Repeat the records below in their entirety, exactly.

::::::

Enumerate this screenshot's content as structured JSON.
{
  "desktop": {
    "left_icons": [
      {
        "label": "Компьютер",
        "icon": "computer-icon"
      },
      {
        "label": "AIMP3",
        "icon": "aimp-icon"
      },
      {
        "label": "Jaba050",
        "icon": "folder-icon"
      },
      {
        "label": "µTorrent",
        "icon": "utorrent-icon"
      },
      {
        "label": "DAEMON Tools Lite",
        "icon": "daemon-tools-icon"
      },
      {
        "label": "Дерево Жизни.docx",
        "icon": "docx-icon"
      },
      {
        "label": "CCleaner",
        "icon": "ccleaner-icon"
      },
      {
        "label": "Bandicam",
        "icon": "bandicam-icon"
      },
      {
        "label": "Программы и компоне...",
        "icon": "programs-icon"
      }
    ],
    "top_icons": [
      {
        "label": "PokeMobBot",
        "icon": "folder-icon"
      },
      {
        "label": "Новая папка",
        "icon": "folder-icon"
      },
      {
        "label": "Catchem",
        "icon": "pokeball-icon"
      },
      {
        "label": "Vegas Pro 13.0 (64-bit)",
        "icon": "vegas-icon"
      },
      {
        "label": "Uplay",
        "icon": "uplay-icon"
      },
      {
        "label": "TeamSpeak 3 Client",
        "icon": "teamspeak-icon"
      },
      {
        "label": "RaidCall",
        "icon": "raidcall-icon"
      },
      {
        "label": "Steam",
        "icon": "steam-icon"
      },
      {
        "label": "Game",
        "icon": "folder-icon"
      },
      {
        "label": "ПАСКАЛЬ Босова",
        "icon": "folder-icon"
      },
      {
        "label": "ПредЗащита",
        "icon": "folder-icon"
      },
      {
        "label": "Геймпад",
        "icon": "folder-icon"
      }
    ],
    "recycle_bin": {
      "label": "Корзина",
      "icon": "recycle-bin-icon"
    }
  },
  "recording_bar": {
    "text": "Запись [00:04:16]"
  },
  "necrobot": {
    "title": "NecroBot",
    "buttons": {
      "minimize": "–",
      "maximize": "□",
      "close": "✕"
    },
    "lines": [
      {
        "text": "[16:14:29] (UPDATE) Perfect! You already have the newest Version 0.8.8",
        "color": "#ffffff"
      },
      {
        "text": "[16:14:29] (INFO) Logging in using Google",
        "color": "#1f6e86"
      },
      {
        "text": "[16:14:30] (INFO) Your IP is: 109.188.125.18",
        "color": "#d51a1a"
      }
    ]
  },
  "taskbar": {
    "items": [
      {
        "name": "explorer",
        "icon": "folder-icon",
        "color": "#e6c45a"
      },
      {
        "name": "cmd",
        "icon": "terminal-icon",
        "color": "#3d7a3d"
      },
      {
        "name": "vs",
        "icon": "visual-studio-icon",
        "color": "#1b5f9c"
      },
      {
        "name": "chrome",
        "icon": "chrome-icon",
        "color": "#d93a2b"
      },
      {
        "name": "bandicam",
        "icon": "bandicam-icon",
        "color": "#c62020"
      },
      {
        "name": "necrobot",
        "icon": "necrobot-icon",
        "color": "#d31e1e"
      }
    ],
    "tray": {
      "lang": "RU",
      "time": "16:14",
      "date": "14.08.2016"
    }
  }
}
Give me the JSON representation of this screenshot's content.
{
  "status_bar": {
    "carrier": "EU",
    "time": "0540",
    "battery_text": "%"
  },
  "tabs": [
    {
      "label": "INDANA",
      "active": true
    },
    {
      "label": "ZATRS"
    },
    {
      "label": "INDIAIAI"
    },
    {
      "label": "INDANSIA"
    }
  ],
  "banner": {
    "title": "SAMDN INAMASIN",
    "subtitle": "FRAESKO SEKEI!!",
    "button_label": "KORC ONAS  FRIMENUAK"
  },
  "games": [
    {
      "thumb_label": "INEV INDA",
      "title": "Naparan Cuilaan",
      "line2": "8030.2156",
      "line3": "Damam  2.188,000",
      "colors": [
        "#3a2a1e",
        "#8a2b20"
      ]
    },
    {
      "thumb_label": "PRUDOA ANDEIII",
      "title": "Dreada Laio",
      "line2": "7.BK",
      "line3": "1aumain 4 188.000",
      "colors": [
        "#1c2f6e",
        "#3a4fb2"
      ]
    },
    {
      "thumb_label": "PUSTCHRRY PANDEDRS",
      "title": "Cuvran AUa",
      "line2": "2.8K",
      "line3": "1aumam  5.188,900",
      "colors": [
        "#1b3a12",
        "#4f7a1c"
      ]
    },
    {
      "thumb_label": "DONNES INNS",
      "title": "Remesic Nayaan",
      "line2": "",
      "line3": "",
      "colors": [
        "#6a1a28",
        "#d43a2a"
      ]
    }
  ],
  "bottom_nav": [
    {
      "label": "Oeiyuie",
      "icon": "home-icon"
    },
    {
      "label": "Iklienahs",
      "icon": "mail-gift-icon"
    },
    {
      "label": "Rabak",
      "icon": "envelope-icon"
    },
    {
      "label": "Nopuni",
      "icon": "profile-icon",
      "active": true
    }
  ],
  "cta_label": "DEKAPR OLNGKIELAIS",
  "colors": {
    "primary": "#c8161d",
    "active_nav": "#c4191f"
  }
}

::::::

• [Problem solution]
Enumerate this screenshot's content as structured JSON.
{
  "desktop": {
    "left_icons": [
      {
        "label": "Компьютер",
        "icon": "computer-icon"
      },
      {
        "label": "AIMP3",
        "icon": "aimp-icon"
      },
      {
        "label": "Jaba050",
        "icon": "folder-icon"
      },
      {
        "label": "µTorrent",
        "icon": "utorrent-icon"
      },
      {
        "label": "DAEMON Tools Lite",
        "icon": "daemon-tools-icon"
      },
      {
        "label": "Дерево Жизни.docx",
        "icon": "docx-icon"
      },
      {
        "label": "CCleaner",
        "icon": "ccleaner-icon"
      },
      {
        "label": "Bandicam",
        "icon": "bandicam-icon"
      },
      {
        "label": "Программы и компоне...",
        "icon": "programs-icon"
      }
    ],
    "top_icons": [
      {
        "label": "PokeMobBot",
        "icon": "folder-icon"
      },
      {
        "label": "Новая папка",
        "icon": "folder-icon"
      },
      {
        "label": "Catchem",
        "icon": "pokeball-icon"
      },
      {
        "label": "Vegas Pro 13.0 (64-bit)",
        "icon": "vegas-icon"
      },
      {
        "label": "Uplay",
        "icon": "uplay-icon"
      },
      {
        "label": "TeamSpeak 3 Client",
        "icon": "teamspeak-icon"
      },
      {
        "label": "RaidCall",
        "icon": "raidcall-icon"
      },
      {
        "label": "Steam",
        "icon": "steam-icon"
      },
      {
        "label": "Game",
        "icon": "folder-icon"
      },
      {
        "label": "ПАСКАЛЬ Босова",
        "icon": "folder-icon"
      },
      {
        "label": "ПредЗащита",
        "icon": "folder-icon"
      },
      {
        "label": "Геймпад",
        "icon": "folder-icon"
      }
    ],
    "recycle_bin": {
      "label": "Корзина",
      "icon": "recycle-bin-icon"
    }
  },
  "recording_bar": {
    "text": "Запись [00:04:16]"
  },
  "necrobot": {
    "title": "NecroBot",
    "buttons": {
      "minimize": "–",
      "maximize": "□",
      "close": "✕"
    },
    "lines": [
      {
        "text": "[16:14:29] (UPDATE) Perfect! You already have the newest Version 0.8.8",
        "color": "#ffffff"
      },
      {
        "text": "[16:14:29] (INFO) Logging in using Google",
        "color": "#1f6e86"
      },
      {
        "text": "[16:14:30] (INFO) Your IP is: 109.188.125.18",
        "color": "#d51a1a"
      }
    ]
  },
  "taskbar": {
    "items": [
      {
        "name": "explorer",
        "icon": "folder-icon",
        "color": "#e6c45a"
      },
      {
        "name": "cmd",
        "icon": "terminal-icon",
        "color": "#3d7a3d"
      },
      {
        "name": "vs",
        "icon": "visual-studio-icon",
        "color": "#1b5f9c"
      },
      {
        "name": "chrome",
        "icon": "chrome-icon",
        "color": "#d93a2b"
      },
      {
        "name": "bandicam",
        "icon": "bandicam-icon",
        "color": "#c62020"
      },
      {
        "name": "necrobot",
        "icon": "necrobot-icon",
        "color": "#d31e1e"
      }
    ],
    "tray": {
      "lang": "RU",
      "time": "16:14",
      "date": "14.08.2016"
    }
  }
}
Give me the JSON representation of this screenshot's content.
{
  "status_bar": {
    "carrier": "EU",
    "time": "0540",
    "battery_text": "%"
  },
  "tabs": [
    {
      "label": "INDANA",
      "active": true
    },
    {
      "label": "ZATRS"
    },
    {
      "label": "INDIAIAI"
    },
    {
      "label": "INDANSIA"
    }
  ],
  "banner": {
    "title": "SAMDN INAMASIN",
    "subtitle": "FRAESKO SEKEI!!",
    "button_label": "KORC ONAS  FRIMENUAK"
  },
  "games": [
    {
      "thumb_label": "INEV INDA",
      "title": "Naparan Cuilaan",
      "line2": "8030.2156",
      "line3": "Damam  2.188,000",
      "colors": [
        "#3a2a1e",
        "#8a2b20"
      ]
    },
    {
      "thumb_label": "PRUDOA ANDEIII",
      "title": "Dreada Laio",
      "line2": "7.BK",
      "line3": "1aumain 4 188.000",
      "colors": [
        "#1c2f6e",
        "#3a4fb2"
      ]
    },
    {
      "thumb_label": "PUSTCHRRY PANDEDRS",
      "title": "Cuvran AUa",
      "line2": "2.8K",
      "line3": "1aumam  5.188,900",
      "colors": [
        "#1b3a12",
        "#4f7a1c"
      ]
    },
    {
      "thumb_label": "DONNES INNS",
      "title": "Remesic Nayaan",
      "line2": "",
      "line3": "",
      "colors": [
        "#6a1a28",
        "#d43a2a"
      ]
    }
  ],
  "bottom_nav": [
    {
      "label": "Oeiyuie",
      "icon": "home-icon"
    },
    {
      "label": "Iklienahs",
      "icon": "mail-gift-icon"
    },
    {
      "label": "Rabak",
      "icon": "envelope-icon"
    },
    {
      "label": "Nopuni",
      "icon": "profile-icon",
      "active": true
    }
  ],
  "cta_label": "DEKAPR OLNGKIELAIS",
  "colors": {
    "primary": "#c8161d",
    "active_nav": "#c4191f"
  }
}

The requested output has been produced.